Prejanopterus curvirostris is known from Lower Cretaceous rocks of the Leza Formation in La Rioja Province, Spain. Several partial specimens were first discovered in the 1980s, excavated in the 1990s, and finally named and described in 2010 by Carolina Fuentes Vidarte and Manuel Meijide Calvo. The genus name refers to the nearby town of Préjano, and the species refers to the apparent leftward curve of the snout.
The specimens are disarticulated and fragmentary, but represent at least five individuals. Prejanopterus is represented by portions of the skull, mandibles, most of the wing, the pelvis, and most of the hindlimbs.
The snout was extremely long, low, and narrow without any crests. There was a groove on the palate, as well as grooves on each side of the snout. These three grooves made the snout resemble the trilobed Mitsubishi logo in cross-section. There are at least 20 widely-spaced tooth positions on each side of the upper jaw. The teeth were stout cones, and each tooth socket appears to be raised slightly above the oral margin on a small, bony pedestal. Most amazingly, the two individuals with preserved snouts seem to show that the upper jaw gently curved to the left.
The lower jaws are only seen from the bottom, so nothing is known about the lower teeth. Interestingly, the lower jaws appear to be straight without the leftward curvature seen in the upper jaws, looking like a very skinny ‘V.’ When originally described, its wingspan was estimated to be over 4 meters (14 feet) using a method comparing femur size to wingspan.

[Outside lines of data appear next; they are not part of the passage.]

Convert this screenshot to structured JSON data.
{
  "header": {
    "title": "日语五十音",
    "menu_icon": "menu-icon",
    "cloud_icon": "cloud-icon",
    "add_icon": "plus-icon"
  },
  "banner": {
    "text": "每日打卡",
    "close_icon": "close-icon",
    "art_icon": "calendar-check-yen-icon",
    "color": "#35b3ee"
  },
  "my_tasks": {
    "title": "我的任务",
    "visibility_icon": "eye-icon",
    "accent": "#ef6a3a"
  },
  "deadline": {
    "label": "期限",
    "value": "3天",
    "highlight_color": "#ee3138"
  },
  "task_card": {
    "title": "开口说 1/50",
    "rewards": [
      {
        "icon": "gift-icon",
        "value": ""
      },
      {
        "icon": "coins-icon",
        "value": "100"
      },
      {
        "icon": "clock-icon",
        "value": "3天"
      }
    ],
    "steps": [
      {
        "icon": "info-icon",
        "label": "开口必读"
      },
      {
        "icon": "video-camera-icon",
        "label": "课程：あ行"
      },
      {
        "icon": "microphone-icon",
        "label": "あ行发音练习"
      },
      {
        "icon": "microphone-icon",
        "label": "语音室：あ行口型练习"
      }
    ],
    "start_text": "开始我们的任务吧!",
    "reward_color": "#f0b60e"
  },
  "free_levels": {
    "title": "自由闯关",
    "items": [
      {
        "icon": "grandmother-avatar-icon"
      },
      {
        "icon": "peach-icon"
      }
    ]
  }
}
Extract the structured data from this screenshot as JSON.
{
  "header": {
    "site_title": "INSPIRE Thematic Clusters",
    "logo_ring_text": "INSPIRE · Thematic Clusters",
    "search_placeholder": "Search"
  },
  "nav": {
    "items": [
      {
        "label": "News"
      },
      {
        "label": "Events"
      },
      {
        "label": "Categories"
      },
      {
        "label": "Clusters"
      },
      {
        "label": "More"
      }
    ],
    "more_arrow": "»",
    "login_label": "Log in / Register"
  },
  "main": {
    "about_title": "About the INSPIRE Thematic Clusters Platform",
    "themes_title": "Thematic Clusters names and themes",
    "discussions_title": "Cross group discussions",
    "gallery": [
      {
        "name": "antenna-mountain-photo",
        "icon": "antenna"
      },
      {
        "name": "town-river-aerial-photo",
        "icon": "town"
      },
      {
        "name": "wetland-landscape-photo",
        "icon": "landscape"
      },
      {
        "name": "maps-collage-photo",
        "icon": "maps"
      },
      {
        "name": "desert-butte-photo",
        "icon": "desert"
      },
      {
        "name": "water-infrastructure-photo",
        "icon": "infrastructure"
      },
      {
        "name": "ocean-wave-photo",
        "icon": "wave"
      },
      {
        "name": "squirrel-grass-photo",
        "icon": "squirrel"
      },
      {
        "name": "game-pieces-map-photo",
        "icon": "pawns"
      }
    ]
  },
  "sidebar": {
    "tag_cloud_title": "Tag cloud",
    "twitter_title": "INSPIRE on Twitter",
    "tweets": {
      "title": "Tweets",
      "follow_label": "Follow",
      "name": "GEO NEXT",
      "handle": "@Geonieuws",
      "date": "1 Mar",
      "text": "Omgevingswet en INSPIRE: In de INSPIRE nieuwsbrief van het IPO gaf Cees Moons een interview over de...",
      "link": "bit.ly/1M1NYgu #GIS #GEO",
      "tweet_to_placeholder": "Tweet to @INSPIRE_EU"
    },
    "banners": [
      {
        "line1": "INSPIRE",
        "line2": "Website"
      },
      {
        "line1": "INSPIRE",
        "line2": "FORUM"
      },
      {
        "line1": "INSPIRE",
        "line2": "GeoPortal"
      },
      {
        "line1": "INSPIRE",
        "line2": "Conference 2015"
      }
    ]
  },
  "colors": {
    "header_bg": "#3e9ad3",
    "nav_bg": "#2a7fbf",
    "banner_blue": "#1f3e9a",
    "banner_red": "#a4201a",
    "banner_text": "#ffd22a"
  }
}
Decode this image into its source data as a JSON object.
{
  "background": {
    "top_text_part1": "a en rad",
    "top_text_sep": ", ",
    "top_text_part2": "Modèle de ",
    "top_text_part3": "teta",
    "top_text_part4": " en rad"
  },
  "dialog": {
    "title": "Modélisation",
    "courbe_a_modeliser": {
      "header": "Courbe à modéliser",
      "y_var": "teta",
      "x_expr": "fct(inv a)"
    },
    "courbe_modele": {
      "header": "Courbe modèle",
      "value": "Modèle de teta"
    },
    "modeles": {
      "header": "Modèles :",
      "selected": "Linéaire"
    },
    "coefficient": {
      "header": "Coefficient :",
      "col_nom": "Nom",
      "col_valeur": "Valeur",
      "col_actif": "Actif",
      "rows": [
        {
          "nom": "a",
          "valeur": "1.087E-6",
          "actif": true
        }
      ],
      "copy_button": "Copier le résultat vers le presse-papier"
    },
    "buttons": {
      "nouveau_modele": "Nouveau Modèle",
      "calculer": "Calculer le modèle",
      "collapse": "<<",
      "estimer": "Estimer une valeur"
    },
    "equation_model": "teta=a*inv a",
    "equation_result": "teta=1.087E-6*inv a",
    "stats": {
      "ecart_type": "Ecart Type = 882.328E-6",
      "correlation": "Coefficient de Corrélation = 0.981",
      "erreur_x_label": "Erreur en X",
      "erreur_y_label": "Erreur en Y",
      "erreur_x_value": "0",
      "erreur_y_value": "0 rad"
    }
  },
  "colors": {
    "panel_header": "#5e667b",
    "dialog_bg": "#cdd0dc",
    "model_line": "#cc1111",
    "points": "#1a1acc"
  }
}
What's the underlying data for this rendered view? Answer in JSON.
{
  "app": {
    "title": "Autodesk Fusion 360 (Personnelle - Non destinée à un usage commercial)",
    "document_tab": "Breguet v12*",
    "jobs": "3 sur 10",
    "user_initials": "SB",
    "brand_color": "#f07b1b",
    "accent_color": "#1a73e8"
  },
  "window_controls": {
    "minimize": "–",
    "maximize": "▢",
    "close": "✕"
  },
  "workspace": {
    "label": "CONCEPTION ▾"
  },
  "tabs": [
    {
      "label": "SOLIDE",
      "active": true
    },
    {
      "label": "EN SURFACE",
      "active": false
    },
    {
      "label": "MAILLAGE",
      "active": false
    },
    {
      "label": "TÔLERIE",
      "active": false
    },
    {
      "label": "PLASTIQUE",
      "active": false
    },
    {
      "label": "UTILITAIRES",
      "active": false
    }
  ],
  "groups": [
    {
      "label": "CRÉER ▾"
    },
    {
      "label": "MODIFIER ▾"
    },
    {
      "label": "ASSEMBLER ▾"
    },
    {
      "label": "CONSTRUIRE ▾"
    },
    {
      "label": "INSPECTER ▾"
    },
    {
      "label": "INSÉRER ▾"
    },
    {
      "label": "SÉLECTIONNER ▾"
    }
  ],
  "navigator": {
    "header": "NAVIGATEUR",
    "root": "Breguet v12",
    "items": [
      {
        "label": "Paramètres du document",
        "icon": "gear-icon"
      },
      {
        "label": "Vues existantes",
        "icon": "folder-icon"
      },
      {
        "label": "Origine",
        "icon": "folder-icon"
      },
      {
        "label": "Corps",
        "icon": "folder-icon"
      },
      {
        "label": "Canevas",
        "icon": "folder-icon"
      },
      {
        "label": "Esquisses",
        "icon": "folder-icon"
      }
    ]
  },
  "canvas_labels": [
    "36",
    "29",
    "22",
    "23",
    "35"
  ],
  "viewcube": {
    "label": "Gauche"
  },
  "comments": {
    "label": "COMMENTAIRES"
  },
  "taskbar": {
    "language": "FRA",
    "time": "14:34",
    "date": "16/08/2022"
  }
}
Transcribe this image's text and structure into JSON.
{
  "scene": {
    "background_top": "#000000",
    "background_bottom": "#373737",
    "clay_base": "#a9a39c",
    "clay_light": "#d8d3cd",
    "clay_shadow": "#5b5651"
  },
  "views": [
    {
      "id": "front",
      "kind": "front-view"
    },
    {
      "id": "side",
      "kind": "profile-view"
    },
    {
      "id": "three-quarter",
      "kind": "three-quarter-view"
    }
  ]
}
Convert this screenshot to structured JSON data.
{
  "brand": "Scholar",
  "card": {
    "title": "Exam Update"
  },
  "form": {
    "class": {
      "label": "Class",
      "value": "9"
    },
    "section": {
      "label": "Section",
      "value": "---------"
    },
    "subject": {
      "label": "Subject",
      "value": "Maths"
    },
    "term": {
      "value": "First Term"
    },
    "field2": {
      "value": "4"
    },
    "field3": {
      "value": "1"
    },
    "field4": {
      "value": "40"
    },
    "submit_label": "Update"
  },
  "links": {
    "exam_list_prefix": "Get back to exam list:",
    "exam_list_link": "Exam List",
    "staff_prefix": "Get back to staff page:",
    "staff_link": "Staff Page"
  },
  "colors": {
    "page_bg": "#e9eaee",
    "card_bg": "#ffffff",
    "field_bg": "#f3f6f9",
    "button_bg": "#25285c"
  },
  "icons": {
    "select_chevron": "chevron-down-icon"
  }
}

A follow-up study by Xabier Pereda-Superbiola and colleagues in 2012 redescribed the material, and cast doubts on some details in the original description. They note that the most complete snout is broken into three fragments, and the leftward curvature in both specimens is probably postmortem distortion. They also note that by simply measuring the bones of the wings, it’s clear that the five specimens had wingspans between 1.5 and 2 meters (5 and 6.5 feet).
Fuentes Vidarte and Meijide Calvo did not assign Prejanopterus to any family, noting that they could not narrow down its relations beyond membership in Pterodactyloidea. The pterodactyloid lineage includes the short-tailed pterosaurs first emerging in the Late Jurassic and dominating Cretaceous skies. Pereda-Superbiola and colleagues conducted a phylogenetic analysis and found that it was part of the archaeopterodactyloid lineage, close to the suspension-feeding ctenochasmatids and gallodactylids. In his 2013 book, Mark Witton regarded Prejanopterus as a lonchodectid, noting that they had similar teeth in sockets set on bony pedestals. Lonchodectids are poorly known pterosaurs that have uncertain relationships within the pterodactyloids.
Prejanopterus is known from rocks formed in a lake more than 140 million years ago. At the time, the Iberian Peninsula was a large island between the newly formed Atlantic Ocean to the west and the Tethys Ocean to the east. The long and narrow snout with widely spaced teeth suggests that Prejanopterus may have probed tight spaces for small animals, or possibly scavenged carcasses. If the leftward curvature is actually real and not the result of postmortem distortion, Prejanopterus surely had an extremely strange and specialized feeding or social behavior the likes of which we can hardly imagine.